These papers include a study led by Dr Alina Chan of the Broad Institute, MIT, USA. Dr Chan and colleagues explain that SARS-CoV-2, even at very early stages of its detection in humans, was already highly adapted for human infectivity. In this respect it is different from the earlier SARS virus, SARS-CoV (sometimes now called SARS-CoV-1), which caused a human epidemic in 2003. The earlier SARS-CoV was initially far less well adapted to infecting humans and had to acquire mutations gained though many rounds of infectious cycles to reach peak infectivity. This type of progressive adaptation (mutation and selection) is exactly what is expected to happen in animal-to-human virus disease transmission. The fact that there is no evidence as yet for SARS-COV-2 having adapted in this way casts doubt on the zoonosis theory of the virus’s origin. Dr Chan and colleagues conclude that the possibility of a lab escape "should be considered regardless of how likely or unlikely".
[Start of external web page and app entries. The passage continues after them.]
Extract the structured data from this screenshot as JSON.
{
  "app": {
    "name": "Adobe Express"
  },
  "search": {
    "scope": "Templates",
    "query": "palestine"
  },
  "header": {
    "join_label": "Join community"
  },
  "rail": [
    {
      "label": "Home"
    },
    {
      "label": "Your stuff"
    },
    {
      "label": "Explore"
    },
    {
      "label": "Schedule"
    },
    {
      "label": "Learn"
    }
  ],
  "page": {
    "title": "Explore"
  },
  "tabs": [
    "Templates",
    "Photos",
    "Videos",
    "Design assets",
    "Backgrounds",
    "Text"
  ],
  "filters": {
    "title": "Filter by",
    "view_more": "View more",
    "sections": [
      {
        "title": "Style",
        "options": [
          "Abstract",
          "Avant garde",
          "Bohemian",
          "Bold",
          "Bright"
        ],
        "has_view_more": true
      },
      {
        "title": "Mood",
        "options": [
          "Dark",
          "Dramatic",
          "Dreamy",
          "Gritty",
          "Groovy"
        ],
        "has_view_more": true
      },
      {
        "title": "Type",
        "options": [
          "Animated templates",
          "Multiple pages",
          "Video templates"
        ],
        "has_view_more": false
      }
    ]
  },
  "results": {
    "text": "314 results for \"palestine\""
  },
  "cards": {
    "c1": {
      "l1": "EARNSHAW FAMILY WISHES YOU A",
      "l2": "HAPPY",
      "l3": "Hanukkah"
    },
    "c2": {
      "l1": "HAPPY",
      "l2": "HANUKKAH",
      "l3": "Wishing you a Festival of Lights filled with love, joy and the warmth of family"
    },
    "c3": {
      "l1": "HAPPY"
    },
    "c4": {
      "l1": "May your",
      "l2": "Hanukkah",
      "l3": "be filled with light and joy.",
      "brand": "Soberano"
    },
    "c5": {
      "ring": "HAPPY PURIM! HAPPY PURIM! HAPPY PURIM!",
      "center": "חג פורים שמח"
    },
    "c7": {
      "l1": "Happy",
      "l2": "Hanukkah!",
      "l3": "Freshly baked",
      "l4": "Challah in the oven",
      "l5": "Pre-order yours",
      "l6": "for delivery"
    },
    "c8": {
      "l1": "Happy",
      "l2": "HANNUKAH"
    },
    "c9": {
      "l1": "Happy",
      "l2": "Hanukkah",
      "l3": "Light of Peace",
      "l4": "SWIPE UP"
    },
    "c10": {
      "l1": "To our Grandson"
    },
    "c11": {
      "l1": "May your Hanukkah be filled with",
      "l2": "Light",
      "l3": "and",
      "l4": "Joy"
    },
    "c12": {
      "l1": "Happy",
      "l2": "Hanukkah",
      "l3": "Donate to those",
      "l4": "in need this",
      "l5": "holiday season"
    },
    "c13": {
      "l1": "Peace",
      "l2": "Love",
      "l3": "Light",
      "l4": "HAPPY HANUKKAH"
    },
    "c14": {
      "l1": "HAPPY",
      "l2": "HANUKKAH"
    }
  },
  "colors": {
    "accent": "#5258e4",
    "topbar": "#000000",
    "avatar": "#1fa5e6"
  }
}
Another study, led by Dr Nikolai Petrovsky at Flinders University in Australia, similarly concludes, "Overall, the data indicates that SARS-CoV-2 is uniquely adapted to infect humans, raising questions as to whether it arose in nature by a rare chance event or whether its origins lie elsewhere." The authors conclude that the possibility cannot be excluded that "SARS-CoV-2 was created by a recombination event that occurred inadvertently or consciously in a laboratory handling coronaviruses, with the new virus then accidentally released into the local human population".

Yet another paper available only in pre-print form, authored by Rossana Segreto of the University of Innsbruck, is baldly titled, "Is considering a genetic manipulation origin for SARS-CoV-2 a conspiracy theory that must be censored?"

Segreto argues, "Genetic manipulation of SARS-CoV-2 may have been carried out in any laboratory in the world with access to the backbone sequence and the necessary equipment. New technologies based on synthetic genetics platforms even allow the reconstruction of viruses based on their genomic sequence, without the need of a natural isolate [of the virus]."

However, she adds, "Unfortunately, theories that consider a possible artificial origin for SARS-CoV-2 are censored by international scientific journals as they seem to support conspiracy theories."

Of course, it's possible that these papers are currently in the process of being published by journals. But we're not holding our breath. The fact that so much scientific evidence of lab origin and genetic engineering is being withheld from the peer-reviewed literature will doubtless contribute to the frequently claimed scientific "consensus" that the virus has a natural origin. But in reality, there is no consensus – just censorship of scientists who support a lab origin theory.

* Minerva explains, "A spike protein is a part of the virus attached to the surface of the virus. The spike protein is used by the virus when it enters cells, enabling it to stick in humans. The properties of the spike determine which receptors a virus can utilise and thus which cells the virus can enter to create illness."